The CDC says that outdoor areas are safer than indoor spaces due to increased ventilation. While the nomination ceremony was held outside in the White House Rose Garden, a reception was held inside the White House as well, according to The Washington Post. Rev. John I. Jenkins, president of the University of Notre Dame, told the Post that guests were told they didn't need to wear face masks after testing negative. Jenkins has since tested positive for COVID-19. Over 150 people attended the ceremony, according to the Post.

It's not unheard of for large events to be held during the pandemic, some of which have led to large outbreaks. Perhaps the best-known "superspreader" event was a wedding in Millinocket, Maine last month.

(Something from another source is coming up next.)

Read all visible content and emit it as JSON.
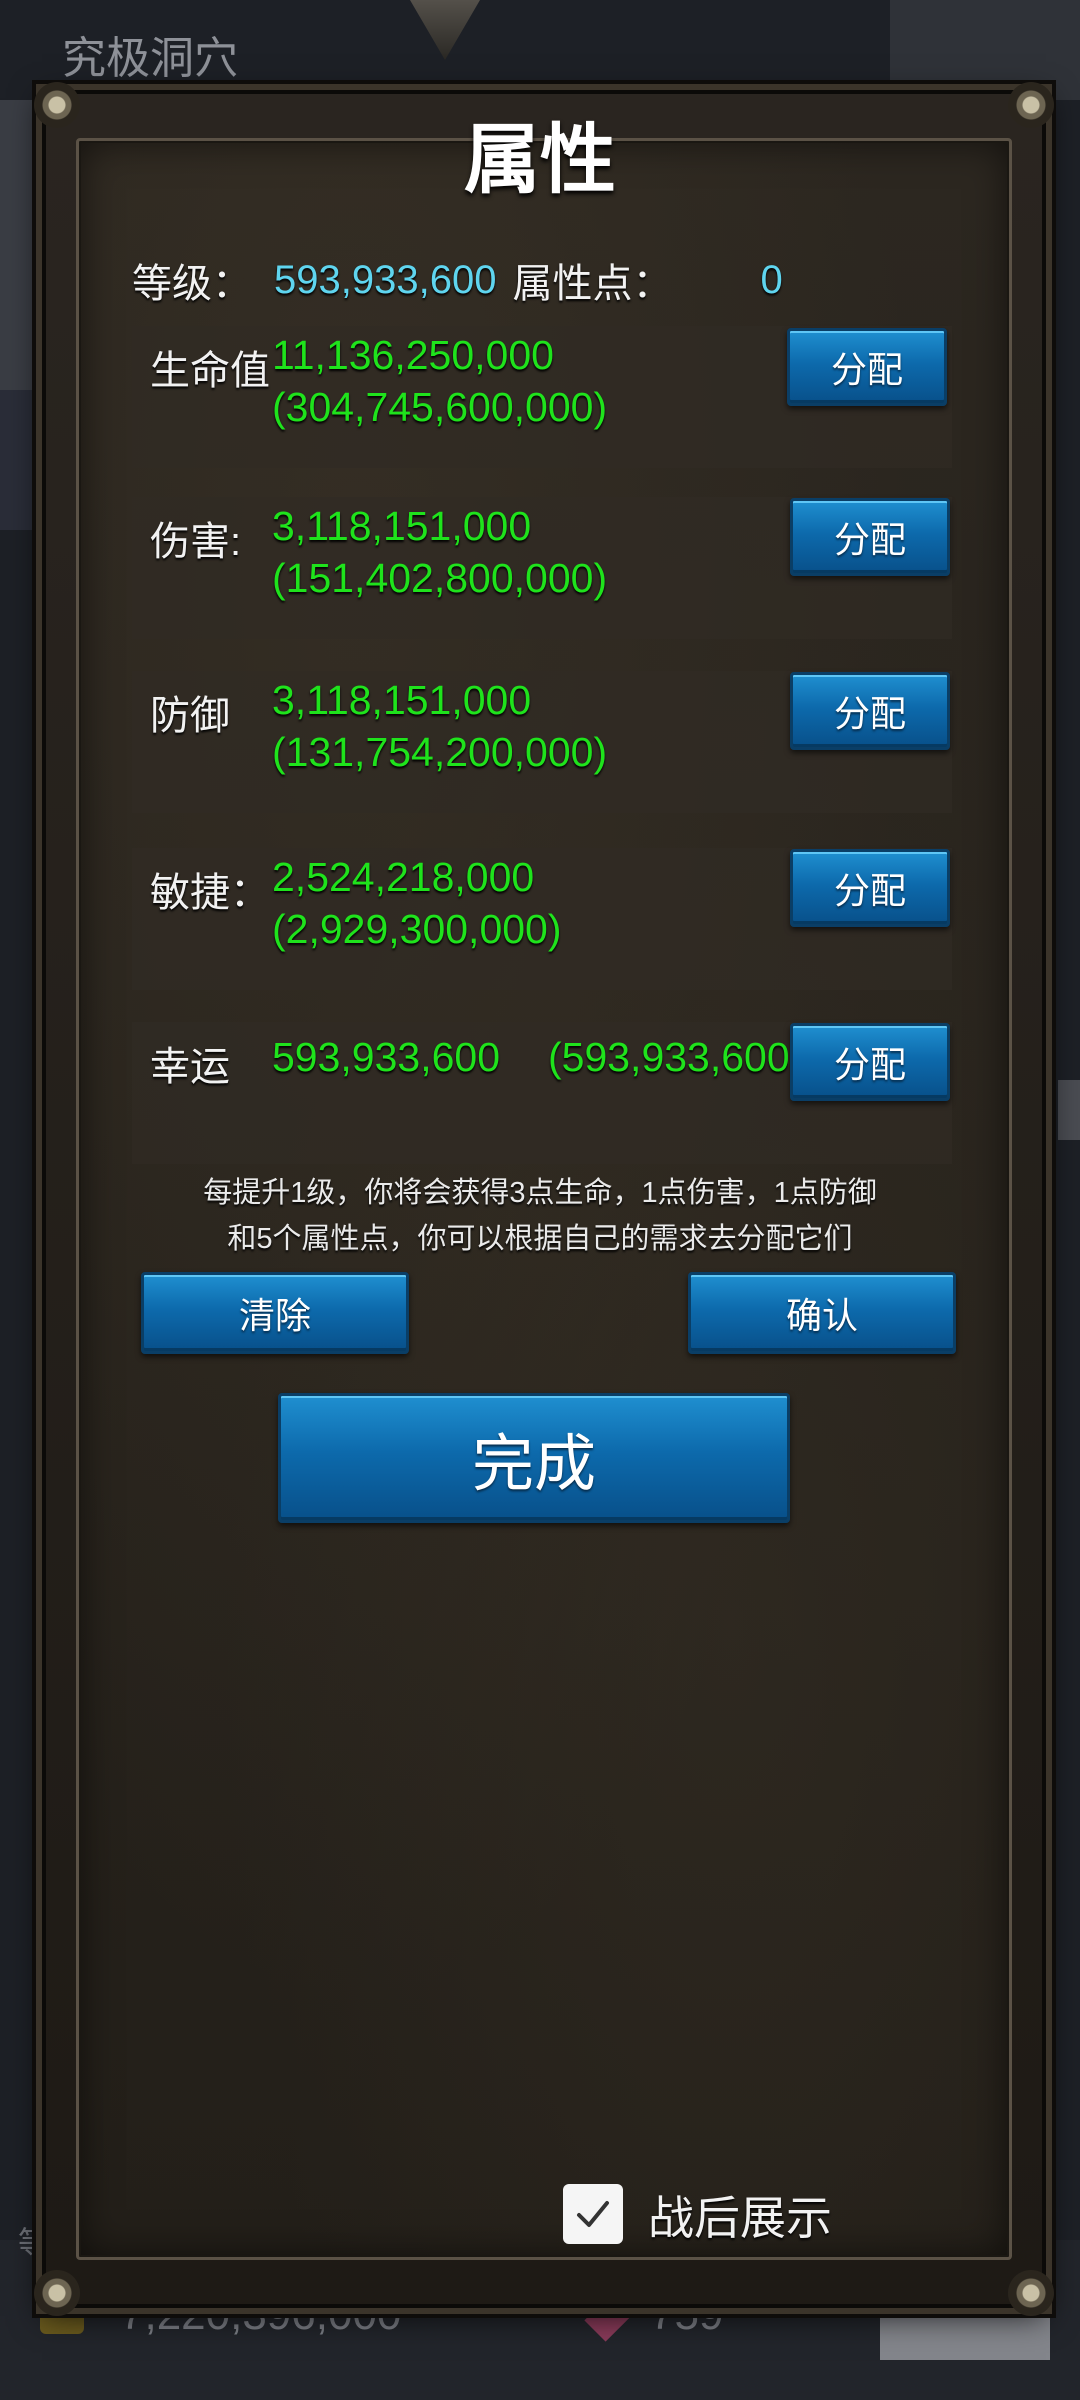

Though 65 people attended the wedding, over 175 infections have been linked to it, and seven people have died, according to The Washington Post.

"Super-spreader" events are the basis for most of the spread of COVID-19, according to a June 23 Scientific American article. Citing events like a February funeral in Albany Georgia that drew 100 attendees, the magazine reported that between 10 and 20 percent of positive cases could lead to 80 percent of the spread of the virus.

Update (10/3/2020, 10:00 p.m.): This article has been updated to include more information.